*WORK REQUEST:* The word "window" marks the lines to copy; find all of them in the entries below.
>>
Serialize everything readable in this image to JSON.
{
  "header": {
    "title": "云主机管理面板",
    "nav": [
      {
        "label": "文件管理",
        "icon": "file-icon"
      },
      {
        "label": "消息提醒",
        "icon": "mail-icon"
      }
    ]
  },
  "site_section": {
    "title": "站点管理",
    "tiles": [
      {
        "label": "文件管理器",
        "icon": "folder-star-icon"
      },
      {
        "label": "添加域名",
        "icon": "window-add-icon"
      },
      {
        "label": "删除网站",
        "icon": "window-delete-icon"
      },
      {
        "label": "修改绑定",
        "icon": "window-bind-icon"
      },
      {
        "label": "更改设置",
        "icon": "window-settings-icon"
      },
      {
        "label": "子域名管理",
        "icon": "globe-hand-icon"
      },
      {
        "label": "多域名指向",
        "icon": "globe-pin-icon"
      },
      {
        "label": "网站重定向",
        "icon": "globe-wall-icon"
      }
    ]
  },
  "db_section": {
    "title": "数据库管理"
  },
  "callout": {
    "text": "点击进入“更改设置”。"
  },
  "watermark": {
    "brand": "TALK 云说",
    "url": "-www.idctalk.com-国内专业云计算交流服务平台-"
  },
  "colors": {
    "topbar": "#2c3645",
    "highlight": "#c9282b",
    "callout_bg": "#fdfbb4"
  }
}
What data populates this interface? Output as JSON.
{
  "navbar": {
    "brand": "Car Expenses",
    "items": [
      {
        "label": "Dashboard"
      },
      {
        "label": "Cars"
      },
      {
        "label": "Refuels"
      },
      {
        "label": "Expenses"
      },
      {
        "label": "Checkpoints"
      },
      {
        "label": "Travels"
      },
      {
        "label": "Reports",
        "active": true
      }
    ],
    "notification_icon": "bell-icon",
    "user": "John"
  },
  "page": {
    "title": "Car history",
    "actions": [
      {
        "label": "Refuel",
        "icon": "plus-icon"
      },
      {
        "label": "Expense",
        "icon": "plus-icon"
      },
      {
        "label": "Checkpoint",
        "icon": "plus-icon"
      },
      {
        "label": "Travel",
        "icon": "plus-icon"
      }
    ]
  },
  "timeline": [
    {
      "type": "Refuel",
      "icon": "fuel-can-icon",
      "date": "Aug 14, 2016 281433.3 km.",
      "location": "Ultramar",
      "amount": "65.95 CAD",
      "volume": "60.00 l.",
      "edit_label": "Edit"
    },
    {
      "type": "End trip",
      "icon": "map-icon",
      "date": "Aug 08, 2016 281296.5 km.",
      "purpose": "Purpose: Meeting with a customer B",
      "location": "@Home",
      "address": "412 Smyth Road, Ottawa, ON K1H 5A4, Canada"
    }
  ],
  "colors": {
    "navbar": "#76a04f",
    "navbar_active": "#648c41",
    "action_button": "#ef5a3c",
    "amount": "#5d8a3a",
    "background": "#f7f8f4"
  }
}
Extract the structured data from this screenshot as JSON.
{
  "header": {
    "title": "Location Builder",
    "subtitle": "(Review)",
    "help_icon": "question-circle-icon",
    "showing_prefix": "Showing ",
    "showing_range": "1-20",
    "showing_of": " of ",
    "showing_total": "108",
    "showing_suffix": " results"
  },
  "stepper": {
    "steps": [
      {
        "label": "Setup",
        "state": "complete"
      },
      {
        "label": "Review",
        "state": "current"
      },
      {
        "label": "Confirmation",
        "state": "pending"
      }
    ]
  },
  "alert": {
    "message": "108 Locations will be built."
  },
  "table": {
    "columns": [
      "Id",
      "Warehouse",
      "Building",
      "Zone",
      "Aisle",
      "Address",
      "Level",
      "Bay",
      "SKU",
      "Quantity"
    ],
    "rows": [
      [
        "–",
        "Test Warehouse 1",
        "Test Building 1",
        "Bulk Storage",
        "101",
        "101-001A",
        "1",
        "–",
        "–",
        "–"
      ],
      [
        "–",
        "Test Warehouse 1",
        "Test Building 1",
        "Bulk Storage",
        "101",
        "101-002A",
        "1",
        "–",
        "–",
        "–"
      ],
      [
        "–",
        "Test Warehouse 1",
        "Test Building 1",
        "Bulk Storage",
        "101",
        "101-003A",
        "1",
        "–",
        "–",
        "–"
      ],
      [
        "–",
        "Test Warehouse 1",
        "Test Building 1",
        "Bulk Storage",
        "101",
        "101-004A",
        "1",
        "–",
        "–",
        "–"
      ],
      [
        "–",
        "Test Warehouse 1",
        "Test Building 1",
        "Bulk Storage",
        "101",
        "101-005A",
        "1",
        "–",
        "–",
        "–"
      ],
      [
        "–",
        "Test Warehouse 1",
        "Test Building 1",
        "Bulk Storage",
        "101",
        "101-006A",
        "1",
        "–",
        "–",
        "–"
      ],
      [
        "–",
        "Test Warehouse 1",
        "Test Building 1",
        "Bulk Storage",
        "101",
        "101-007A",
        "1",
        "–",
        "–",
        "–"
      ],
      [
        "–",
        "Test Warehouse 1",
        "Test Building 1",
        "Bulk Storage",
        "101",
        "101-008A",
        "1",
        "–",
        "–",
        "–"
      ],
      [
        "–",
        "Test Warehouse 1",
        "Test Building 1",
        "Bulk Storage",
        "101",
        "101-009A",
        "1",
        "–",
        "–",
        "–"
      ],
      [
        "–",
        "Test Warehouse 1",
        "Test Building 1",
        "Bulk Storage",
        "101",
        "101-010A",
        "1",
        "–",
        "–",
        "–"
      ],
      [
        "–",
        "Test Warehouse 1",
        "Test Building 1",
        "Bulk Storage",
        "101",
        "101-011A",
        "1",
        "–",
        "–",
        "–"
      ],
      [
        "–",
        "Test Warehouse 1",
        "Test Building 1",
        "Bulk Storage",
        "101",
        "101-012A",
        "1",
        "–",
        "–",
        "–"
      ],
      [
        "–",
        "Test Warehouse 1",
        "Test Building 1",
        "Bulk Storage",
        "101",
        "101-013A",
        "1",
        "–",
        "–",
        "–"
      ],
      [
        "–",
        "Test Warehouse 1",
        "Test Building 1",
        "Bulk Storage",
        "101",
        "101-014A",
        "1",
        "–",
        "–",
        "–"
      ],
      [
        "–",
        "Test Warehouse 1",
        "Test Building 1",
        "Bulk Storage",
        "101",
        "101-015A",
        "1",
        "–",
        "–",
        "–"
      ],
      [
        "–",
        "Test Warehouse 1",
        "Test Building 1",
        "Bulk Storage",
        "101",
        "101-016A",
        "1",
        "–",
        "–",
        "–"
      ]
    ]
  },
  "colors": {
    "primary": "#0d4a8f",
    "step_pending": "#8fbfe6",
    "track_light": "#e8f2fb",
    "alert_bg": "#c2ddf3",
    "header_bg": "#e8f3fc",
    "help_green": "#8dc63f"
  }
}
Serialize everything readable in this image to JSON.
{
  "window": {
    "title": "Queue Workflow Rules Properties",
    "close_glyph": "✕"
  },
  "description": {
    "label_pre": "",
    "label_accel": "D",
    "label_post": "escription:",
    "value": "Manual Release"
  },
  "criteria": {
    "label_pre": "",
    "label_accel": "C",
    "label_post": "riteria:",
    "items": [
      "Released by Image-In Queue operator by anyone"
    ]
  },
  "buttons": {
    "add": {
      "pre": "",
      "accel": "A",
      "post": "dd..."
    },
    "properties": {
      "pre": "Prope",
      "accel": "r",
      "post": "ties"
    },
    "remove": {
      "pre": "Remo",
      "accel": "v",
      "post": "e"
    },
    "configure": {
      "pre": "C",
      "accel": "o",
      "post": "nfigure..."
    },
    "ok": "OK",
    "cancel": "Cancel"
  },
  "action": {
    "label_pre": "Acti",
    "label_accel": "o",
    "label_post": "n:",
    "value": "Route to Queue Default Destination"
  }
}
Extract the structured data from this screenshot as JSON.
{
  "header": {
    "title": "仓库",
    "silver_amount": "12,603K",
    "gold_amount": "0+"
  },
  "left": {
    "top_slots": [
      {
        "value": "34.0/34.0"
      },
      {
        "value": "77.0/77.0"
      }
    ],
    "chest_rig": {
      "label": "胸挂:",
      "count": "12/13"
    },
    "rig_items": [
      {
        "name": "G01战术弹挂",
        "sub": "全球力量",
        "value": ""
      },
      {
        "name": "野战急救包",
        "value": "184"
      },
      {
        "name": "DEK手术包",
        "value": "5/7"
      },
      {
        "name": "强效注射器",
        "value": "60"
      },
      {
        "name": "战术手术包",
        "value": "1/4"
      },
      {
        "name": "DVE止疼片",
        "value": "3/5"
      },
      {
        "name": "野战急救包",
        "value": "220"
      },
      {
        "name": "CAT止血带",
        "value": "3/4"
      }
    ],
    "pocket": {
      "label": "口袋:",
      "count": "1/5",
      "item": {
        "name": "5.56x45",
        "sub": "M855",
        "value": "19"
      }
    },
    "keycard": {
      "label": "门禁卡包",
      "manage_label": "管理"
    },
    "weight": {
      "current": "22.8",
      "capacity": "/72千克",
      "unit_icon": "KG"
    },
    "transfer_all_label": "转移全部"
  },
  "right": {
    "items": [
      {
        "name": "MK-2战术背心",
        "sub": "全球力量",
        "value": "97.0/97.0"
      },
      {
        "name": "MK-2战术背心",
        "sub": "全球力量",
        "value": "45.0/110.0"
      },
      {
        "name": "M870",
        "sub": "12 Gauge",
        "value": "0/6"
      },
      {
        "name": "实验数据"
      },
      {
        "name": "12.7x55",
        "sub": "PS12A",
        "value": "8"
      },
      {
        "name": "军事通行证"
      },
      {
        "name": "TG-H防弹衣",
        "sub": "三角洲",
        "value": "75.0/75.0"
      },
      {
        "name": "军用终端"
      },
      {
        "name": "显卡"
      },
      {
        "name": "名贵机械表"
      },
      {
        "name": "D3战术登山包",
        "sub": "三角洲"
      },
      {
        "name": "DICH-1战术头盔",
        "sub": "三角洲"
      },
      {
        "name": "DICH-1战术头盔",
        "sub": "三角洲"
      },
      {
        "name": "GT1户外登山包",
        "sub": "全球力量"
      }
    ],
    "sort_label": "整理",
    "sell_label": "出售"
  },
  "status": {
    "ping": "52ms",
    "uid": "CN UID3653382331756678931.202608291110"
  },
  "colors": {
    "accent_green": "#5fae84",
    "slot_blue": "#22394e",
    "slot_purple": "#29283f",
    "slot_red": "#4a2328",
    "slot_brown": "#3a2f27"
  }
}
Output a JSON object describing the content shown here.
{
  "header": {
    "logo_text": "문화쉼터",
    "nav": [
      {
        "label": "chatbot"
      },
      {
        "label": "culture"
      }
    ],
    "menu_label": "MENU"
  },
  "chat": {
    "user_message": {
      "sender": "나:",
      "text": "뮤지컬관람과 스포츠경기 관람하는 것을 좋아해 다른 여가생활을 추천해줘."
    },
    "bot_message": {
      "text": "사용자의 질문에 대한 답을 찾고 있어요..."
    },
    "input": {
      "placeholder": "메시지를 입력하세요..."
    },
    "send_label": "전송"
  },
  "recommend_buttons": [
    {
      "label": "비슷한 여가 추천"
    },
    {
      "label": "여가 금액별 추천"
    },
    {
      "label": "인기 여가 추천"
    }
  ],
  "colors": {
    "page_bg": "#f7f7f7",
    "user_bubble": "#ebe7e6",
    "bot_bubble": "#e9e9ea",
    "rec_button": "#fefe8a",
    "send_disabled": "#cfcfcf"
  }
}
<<
*ANSWER SECTION:*
        "icon": "window-add-icon"
        "icon": "window-delete-icon"
        "icon": "window-bind-icon"
        "icon": "window-settings-icon"
  "window": {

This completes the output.